## WORK INSTRUCTION:
Reproduce the data exactly, leaving nothing out.

App and web page records:
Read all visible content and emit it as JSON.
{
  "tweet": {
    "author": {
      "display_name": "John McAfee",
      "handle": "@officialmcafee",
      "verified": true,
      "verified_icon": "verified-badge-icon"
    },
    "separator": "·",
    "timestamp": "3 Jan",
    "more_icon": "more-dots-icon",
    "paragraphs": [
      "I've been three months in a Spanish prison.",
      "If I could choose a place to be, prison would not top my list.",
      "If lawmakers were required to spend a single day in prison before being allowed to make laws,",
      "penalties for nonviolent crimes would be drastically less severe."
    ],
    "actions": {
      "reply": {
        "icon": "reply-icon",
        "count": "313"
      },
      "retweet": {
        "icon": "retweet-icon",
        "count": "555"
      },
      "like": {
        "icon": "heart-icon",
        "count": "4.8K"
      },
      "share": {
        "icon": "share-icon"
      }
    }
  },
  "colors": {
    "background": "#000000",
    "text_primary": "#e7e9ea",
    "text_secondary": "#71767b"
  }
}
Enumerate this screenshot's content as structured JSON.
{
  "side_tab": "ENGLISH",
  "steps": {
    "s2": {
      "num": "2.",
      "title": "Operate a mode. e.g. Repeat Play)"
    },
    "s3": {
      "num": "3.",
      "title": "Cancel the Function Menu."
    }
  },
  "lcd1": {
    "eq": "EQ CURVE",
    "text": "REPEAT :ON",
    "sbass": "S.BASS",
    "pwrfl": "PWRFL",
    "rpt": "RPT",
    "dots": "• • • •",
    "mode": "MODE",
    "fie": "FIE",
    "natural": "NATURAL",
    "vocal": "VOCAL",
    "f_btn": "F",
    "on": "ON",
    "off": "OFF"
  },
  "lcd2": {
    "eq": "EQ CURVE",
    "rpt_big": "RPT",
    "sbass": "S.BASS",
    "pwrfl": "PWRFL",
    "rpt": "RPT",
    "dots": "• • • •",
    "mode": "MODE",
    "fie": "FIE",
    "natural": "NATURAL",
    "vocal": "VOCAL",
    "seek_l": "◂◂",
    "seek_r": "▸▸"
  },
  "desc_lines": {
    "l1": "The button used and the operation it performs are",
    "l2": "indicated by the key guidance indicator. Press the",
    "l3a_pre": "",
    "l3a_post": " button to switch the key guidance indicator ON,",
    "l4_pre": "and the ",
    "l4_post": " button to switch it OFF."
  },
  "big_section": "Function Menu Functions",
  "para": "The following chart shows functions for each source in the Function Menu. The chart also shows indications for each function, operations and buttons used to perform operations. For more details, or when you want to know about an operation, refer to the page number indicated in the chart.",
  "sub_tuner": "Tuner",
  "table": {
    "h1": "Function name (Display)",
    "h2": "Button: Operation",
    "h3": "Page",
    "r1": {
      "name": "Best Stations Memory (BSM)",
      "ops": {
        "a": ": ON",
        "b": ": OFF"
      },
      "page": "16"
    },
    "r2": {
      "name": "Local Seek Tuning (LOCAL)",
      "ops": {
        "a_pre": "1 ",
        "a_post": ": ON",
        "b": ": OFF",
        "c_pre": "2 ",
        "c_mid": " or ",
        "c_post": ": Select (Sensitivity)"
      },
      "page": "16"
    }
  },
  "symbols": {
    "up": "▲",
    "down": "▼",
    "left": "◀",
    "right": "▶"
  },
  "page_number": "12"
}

## TASK RESPONSE:
Read all visible content and emit it as JSON.
{
  "tweet": {
    "author": {
      "display_name": "John McAfee",
      "handle": "@officialmcafee",
      "verified": true,
      "verified_icon": "verified-badge-icon"
    },
    "separator": "·",
    "timestamp": "3 Jan",
    "more_icon": "more-dots-icon",
    "paragraphs": [
      "I've been three months in a Spanish prison.",
      "If I could choose a place to be, prison would not top my list.",
      "If lawmakers were required to spend a single day in prison before being allowed to make laws,",
      "penalties for nonviolent crimes would be drastically less severe."
    ],
    "actions": {
      "reply": {
        "icon": "reply-icon",
        "count": "313"
      },
      "retweet": {
        "icon": "retweet-icon",
        "count": "555"
      },
      "like": {
        "icon": "heart-icon",
        "count": "4.8K"
      },
      "share": {
        "icon": "share-icon"
      }
    }
  },
  "colors": {
    "background": "#000000",
    "text_primary": "#e7e9ea",
    "text_secondary": "#71767b"
  }
}
Enumerate this screenshot's content as structured JSON.
{
  "side_tab": "ENGLISH",
  "steps": {
    "s2": {
      "num": "2.",
      "title": "Operate a mode. e.g. Repeat Play)"
    },
    "s3": {
      "num": "3.",
      "title": "Cancel the Function Menu."
    }
  },
  "lcd1": {
    "eq": "EQ CURVE",
    "text": "REPEAT :ON",
    "sbass": "S.BASS",
    "pwrfl": "PWRFL",
    "rpt": "RPT",
    "dots": "• • • •",
    "mode": "MODE",
    "fie": "FIE",
    "natural": "NATURAL",
    "vocal": "VOCAL",
    "f_btn": "F",
    "on": "ON",
    "off": "OFF"
  },
  "lcd2": {
    "eq": "EQ CURVE",
    "rpt_big": "RPT",
    "sbass": "S.BASS",
    "pwrfl": "PWRFL",
    "rpt": "RPT",
    "dots": "• • • •",
    "mode": "MODE",
    "fie": "FIE",
    "natural": "NATURAL",
    "vocal": "VOCAL",
    "seek_l": "◂◂",
    "seek_r": "▸▸"
  },
  "desc_lines": {
    "l1": "The button used and the operation it performs are",
    "l2": "indicated by the key guidance indicator. Press the",
    "l3a_pre": "",
    "l3a_post": " button to switch the key guidance indicator ON,",
    "l4_pre": "and the ",
    "l4_post": " button to switch it OFF."
  },
  "big_section": "Function Menu Functions",
  "para": "The following chart shows functions for each source in the Function Menu. The chart also shows indications for each function, operations and buttons used to perform operations. For more details, or when you want to know about an operation, refer to the page number indicated in the chart.",
  "sub_tuner": "Tuner",
  "table": {
    "h1": "Function name (Display)",
    "h2": "Button: Operation",
    "h3": "Page",
    "r1": {
      "name": "Best Stations Memory (BSM)",
      "ops": {
        "a": ": ON",
        "b": ": OFF"
      },
      "page": "16"
    },
    "r2": {
      "name": "Local Seek Tuning (LOCAL)",
      "ops": {
        "a_pre": "1 ",
        "a_post": ": ON",
        "b": ": OFF",
        "c_pre": "2 ",
        "c_mid": " or ",
        "c_post": ": Select (Sensitivity)"
      },
      "page": "16"
    }
  },
  "symbols": {
    "up": "▲",
    "down": "▼",
    "left": "◀",
    "right": "▶"
  },
  "page_number": "12"
}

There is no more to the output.